Investing In POCA

Wikipedia defines a cooperative as “a business organization owned and operated by a group of individuals for their mutual benefit.” This “mutual benefit” can take many different forms. Workers' cooperatives, for instance, allow their members to accumulate equity in the business that employs them. Many consumer cooperatives, such as REI, offer patronage dividends to their members, meaning that members receive a refund of money they spent on purchases at the co-op. For cooperatives that provide equity or patronage to their members, the initial fee to join the co-op is a membership “share”, which means a one-time purchase of ownership in the business, which entitles the members to receive a portion of the business' profits in the future.

POCA is different.

Becoming a member of POCA does not mean accumulating equity, owning shares or receiving financial dividends. POCA is not set up to make a profit, so it can't share profits with its members.

When you join POCA, you are investing in POCA. You are investing in the community acupuncture movement by joining people who own and operate the business that is POCA. Your membership represents your investment.

Why would you want to invest in a business that doesn't make a profit?  Community acupuncture is based on a social business model. A social business is designed to produce “social dividends”, in this case, acupuncture treatments that are affordable for people with ordinary incomes, and living wage jobs in community acupuncture clinics. These treatments and jobs benefit society as a whole;  they are the social dividends of community acupuncture. However, balancing the need to keep the treatment price low enough to be accessible to as many people as possible, with the need to provide living wage jobs to the people who work in the clinics, means that the community acupuncture business model operates on a very slim margin. Clinics, even when they are very successful, make just enough money to exist and to keep producing social dividends. There is no money left over for profits.

After a number of years, observing a lot of clinics, it's clear that this is not about the entrepreneurial savvy of the clinic owner or a need for better advertising or what patients pay on the sliding scale; it's more fundamental than that. For a community acupuncture clinic to truly be profitable in a basic capitalist way, it would either have to raise its prices substantially or pay its workers much less. In other words, to make a profit and create a financial dividend, it would have to sacrifice one or both of its social dividends. Even a very successful community acupuncture clinic will never attract typical capitalist investors, because if a clinic is doing what it is designed to do, it will not produce financial dividends, which is what most investors want to see. One of POCA's purposes is to make it possible for people to invest in community acupuncture who are not typical capitalist investors, and who want more of the social dividends that we do have, rather than the financial dividends that we don't have – more affordable treatments, more living wage jobs.

It is important that the people who personally benefit from affordable treatments and living wage jobs have a way to invest their resources – time, energy, money – to create more clinics, as opposed to hoping and waiting for some investor with deep pockets to come along, recognize what a great resource community acupuncture is, and say, “Hey, we need more of these!”

Investing in POCA is about investing in a group of businesses that don't make a profit and  never will, no matter how hard they work or how smart they work.

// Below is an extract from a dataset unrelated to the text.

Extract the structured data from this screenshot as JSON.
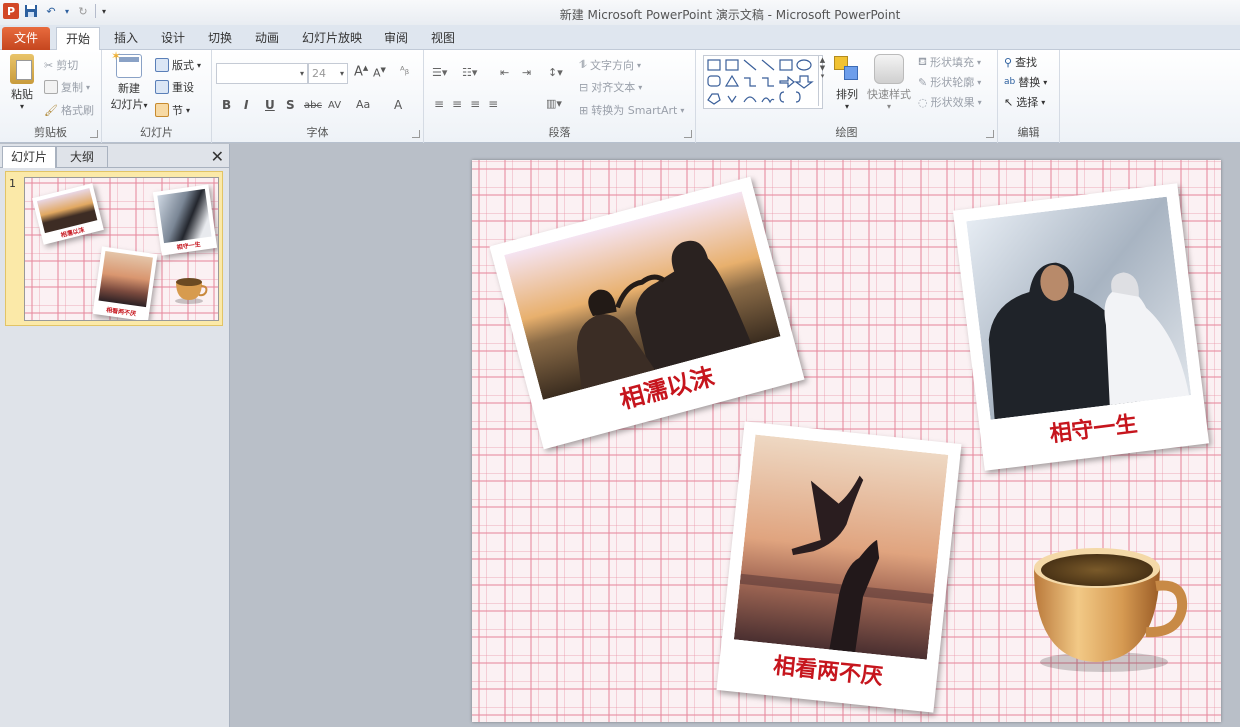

It stands to reason then, that a cooperative that supports these businesses wouldn't generate financial dividends, either. But there's even more to it than that. John Weeks, who arguably knows more about the business of integrative medicine in this country than anybody else, recently wrote a post in The Integrator Blog in which he suggested that integrative medicine itself – not just community acupuncture – is fundamentally unsuited to making money in the typical capitalist sense.

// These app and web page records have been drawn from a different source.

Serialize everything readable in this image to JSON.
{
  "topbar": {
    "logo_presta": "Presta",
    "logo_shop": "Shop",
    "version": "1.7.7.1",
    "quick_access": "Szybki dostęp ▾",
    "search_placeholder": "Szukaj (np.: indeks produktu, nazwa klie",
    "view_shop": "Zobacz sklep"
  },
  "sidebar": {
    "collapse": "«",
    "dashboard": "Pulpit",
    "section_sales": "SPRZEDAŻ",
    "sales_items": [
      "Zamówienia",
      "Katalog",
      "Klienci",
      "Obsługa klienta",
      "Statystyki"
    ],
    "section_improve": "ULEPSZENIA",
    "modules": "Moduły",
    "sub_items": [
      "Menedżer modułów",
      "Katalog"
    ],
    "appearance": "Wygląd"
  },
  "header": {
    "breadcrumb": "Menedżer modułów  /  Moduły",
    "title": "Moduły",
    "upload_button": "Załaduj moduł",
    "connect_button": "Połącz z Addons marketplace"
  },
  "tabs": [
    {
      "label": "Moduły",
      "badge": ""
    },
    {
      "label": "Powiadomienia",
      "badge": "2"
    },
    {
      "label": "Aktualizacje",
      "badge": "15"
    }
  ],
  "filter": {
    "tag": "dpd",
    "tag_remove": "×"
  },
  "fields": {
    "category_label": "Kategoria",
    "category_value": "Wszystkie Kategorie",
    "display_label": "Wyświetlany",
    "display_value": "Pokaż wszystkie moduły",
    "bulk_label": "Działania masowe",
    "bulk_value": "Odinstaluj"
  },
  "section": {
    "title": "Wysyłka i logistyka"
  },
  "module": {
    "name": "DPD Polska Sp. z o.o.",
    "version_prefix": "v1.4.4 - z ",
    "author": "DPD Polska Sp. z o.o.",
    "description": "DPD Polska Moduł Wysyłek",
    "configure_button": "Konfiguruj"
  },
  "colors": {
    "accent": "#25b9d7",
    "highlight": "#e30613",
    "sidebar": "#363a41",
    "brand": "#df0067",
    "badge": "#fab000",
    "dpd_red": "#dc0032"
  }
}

Integrative medicine has been struggling financially for a decade or more, since venture capitalists tried investing in several high-profile projects that failed spectacularly. Undeterred, the general public continues to want access to integrative medicine; it's not the venture capitalists, however, who will be helping them get it. John Weeks believes that the economic value in integrative medicine is not in generating profits but in saving money that would otherwise be consumed by the skyrocketing costs of healthcare. (Doesn't saving money for society sound like a social dividend?) He suggests that the integrative practice community learn to stop being defensive about our lack of value to the venture capitalists of the world and start being assertive about our value to everyone else; in other words, the true economic value of integrative medicine can only be seen in light of the common good.

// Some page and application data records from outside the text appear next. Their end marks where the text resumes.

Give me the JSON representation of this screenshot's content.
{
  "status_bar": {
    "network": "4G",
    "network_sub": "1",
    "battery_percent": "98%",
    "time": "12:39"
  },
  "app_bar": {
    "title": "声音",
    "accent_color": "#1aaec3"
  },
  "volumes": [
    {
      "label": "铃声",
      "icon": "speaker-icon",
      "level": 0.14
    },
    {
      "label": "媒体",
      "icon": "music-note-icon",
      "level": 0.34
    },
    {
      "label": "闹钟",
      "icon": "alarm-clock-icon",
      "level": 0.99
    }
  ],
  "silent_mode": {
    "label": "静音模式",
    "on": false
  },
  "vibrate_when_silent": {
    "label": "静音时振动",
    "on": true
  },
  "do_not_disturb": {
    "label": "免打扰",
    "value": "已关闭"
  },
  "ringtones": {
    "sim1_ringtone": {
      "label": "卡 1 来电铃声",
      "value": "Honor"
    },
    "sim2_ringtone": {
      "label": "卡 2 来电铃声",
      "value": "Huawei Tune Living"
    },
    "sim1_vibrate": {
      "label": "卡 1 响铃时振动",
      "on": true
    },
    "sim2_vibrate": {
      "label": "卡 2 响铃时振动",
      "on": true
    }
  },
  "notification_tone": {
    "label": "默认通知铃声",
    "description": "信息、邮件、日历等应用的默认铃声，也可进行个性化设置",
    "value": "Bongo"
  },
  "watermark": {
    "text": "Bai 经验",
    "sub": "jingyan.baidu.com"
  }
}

Returning to the question of why would you want to invest in a business that doesn't make a profit – many of us believe that the real problem with healthcare in this country is that it does make a profit. It makes profits far too well, better than it takes care of patients, better than it looks after the needs of providers.

If you believe that healthcare shouldn't be about profits, invest in POCA. If you want to create healthcare that is fundamentally about the common good, invest in POCA. The dividends you receive as a member won't be financial, but we promise that they will be valuable.